## TASK
Look through the entries below and report how many lines hold the string "Name". Only the number is wanted.

- - -

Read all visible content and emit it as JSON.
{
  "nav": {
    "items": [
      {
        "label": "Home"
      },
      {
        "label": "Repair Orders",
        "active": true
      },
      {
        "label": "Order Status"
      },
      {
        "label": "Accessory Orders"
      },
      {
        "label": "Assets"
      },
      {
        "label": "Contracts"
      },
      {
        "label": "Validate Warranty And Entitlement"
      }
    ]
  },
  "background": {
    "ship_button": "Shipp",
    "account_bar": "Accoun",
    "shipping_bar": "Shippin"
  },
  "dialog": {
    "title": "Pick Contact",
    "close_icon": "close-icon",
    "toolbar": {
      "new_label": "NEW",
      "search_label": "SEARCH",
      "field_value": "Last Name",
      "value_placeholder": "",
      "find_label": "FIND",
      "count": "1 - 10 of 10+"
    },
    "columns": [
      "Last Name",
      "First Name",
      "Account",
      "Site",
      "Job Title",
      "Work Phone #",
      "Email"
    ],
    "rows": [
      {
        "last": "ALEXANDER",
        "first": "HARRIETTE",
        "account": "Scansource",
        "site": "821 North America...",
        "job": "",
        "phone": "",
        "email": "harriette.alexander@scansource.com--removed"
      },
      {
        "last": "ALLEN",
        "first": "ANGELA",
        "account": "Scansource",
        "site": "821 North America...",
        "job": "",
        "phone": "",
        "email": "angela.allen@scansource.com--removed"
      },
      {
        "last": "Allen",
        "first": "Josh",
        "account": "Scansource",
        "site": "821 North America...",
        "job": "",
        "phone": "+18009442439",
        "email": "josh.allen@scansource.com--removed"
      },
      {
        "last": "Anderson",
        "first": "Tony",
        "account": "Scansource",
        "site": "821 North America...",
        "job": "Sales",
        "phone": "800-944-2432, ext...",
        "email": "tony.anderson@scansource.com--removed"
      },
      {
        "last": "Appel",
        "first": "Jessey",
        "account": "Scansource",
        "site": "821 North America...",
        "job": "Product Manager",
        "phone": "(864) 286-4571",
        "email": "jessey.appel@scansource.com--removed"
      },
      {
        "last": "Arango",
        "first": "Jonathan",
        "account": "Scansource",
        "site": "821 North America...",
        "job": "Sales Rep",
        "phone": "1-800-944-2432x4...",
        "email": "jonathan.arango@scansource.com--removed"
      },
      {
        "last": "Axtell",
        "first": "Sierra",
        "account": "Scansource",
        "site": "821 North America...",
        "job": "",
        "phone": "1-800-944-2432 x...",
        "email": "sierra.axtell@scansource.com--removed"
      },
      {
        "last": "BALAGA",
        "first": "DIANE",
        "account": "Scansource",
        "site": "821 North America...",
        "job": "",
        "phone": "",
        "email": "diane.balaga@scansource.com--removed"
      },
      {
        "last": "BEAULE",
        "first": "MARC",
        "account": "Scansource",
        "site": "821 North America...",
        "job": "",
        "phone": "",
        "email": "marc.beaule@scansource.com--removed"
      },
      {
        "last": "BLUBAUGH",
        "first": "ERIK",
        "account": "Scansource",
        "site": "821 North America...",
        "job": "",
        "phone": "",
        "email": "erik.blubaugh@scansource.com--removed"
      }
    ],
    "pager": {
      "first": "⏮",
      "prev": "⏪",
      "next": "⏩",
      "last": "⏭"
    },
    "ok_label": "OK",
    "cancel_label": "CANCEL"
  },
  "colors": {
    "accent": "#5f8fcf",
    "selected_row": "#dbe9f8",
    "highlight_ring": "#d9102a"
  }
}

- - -

## RESPONSE BOX
3